Articles & Testimony
The country has been described as “too big to fail,” but further deterioration is possible amid mounting debt, major inflation, and delayed military divestment.

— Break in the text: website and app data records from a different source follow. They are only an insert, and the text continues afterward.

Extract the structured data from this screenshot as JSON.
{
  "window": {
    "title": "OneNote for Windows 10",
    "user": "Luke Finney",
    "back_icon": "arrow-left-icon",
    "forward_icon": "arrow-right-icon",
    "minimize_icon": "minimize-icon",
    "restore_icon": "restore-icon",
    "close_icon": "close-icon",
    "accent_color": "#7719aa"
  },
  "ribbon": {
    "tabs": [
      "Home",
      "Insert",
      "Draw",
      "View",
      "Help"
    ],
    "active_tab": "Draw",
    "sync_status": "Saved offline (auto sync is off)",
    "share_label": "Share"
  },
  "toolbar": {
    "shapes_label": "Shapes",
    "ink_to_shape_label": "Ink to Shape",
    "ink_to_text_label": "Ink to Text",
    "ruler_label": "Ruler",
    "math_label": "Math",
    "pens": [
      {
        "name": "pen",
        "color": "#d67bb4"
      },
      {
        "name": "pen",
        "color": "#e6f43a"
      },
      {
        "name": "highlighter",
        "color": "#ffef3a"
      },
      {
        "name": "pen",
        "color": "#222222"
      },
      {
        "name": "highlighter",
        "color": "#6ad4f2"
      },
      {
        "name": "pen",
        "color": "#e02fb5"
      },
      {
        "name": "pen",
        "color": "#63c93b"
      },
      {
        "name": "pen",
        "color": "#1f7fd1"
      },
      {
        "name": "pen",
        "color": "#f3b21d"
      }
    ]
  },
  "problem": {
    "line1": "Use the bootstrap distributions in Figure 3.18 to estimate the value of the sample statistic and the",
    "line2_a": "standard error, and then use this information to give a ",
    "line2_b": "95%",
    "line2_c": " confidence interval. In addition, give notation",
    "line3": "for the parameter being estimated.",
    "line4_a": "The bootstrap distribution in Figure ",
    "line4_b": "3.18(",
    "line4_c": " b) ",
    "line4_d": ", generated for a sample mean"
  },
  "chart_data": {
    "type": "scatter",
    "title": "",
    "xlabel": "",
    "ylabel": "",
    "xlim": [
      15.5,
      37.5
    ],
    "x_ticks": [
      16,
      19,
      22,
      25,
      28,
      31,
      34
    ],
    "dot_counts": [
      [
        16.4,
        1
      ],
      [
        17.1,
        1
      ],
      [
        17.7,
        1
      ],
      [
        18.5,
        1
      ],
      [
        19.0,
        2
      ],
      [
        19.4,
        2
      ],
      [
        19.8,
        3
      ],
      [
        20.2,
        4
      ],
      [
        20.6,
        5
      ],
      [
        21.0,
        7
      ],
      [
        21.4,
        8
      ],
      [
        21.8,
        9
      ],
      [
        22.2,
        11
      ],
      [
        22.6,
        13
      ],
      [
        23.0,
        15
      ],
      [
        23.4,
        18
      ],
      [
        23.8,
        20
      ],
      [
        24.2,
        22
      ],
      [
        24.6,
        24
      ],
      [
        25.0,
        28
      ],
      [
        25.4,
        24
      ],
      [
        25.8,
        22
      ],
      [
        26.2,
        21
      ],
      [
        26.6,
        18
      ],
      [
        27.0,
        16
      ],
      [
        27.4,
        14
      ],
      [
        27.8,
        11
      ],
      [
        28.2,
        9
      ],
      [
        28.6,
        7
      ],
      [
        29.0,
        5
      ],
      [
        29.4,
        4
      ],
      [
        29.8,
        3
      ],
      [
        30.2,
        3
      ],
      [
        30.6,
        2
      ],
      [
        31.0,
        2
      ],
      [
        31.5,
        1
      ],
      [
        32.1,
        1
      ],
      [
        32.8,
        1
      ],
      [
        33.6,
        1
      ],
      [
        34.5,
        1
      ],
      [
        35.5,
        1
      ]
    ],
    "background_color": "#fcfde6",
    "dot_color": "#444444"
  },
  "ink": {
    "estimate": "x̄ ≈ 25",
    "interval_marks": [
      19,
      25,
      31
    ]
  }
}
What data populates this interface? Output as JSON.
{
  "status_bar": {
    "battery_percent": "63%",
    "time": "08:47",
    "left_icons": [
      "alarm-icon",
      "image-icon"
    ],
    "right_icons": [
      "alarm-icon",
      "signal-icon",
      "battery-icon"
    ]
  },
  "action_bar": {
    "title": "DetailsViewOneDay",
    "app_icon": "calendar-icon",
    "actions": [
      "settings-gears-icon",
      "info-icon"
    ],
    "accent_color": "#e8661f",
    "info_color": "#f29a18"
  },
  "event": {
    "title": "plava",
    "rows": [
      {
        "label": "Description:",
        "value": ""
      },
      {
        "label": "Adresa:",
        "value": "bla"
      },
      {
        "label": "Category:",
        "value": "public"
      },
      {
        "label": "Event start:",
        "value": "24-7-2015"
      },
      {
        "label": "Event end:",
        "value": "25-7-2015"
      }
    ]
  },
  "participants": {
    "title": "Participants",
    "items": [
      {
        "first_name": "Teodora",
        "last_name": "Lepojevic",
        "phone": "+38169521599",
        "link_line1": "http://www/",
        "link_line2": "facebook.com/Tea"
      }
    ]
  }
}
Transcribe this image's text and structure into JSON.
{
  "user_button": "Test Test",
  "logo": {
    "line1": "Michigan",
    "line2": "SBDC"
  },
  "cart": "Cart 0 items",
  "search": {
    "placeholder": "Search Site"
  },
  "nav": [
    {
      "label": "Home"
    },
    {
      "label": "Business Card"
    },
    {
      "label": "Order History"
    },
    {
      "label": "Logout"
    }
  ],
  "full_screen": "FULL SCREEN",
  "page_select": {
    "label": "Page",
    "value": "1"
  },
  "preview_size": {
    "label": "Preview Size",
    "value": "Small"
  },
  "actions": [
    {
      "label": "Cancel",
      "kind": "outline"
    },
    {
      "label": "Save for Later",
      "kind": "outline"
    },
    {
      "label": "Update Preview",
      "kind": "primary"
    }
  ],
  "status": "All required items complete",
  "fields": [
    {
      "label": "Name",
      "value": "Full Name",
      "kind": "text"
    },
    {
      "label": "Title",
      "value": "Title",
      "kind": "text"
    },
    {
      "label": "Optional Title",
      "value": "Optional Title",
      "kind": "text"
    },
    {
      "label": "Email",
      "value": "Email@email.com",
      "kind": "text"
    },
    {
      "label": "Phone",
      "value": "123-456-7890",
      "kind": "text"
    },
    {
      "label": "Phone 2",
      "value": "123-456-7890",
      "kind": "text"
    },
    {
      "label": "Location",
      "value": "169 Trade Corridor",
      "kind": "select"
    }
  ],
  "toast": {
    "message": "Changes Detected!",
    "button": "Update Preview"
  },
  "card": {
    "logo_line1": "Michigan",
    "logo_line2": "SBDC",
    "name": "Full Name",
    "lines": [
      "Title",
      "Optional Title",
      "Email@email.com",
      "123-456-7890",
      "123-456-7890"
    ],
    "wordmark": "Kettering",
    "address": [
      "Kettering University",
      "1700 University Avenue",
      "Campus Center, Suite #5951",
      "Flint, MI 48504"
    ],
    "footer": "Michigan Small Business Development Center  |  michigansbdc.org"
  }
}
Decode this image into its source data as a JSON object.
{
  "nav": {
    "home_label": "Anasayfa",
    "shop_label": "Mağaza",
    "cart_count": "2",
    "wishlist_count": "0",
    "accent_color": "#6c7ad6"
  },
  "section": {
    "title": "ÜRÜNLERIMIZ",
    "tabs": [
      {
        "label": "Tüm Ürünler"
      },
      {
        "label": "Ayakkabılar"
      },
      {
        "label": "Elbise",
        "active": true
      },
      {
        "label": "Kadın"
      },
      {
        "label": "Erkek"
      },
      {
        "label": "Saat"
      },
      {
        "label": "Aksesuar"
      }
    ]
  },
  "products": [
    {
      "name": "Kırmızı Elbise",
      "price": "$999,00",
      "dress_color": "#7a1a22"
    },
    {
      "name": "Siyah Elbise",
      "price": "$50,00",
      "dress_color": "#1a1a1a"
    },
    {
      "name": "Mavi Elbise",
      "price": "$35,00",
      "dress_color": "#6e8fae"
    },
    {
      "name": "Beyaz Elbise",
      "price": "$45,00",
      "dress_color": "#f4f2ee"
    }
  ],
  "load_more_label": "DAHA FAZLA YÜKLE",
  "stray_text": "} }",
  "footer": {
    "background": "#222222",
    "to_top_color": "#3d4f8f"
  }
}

The late February reception of the American Chamber of Commerce in Egypt was a swanky affair. Wine flowed in the majestic foyer of the new Grand Egyptian Museum, the buffet brimmed with sushi, and a harpist played soothing music. Despite the festive environs, however, the Egyptian businessmen I met were despondent. These commanders of industry were in a dour mood because the Egyptian economy was in freefall. Today’s precipitous decline was set in motion nearly a decade ago, when Cairo embarked on an unsustainable spending spree, borrowing money for profligate outlays on weapons, megaprojects, and infrastructure. Making matters worse, during this period the military’s role in the economy dramatically expanded, choking off the private sector and disincentivizing foreign direct investment. The downward trajectory of the most populous Arab country should concern Washington greatly...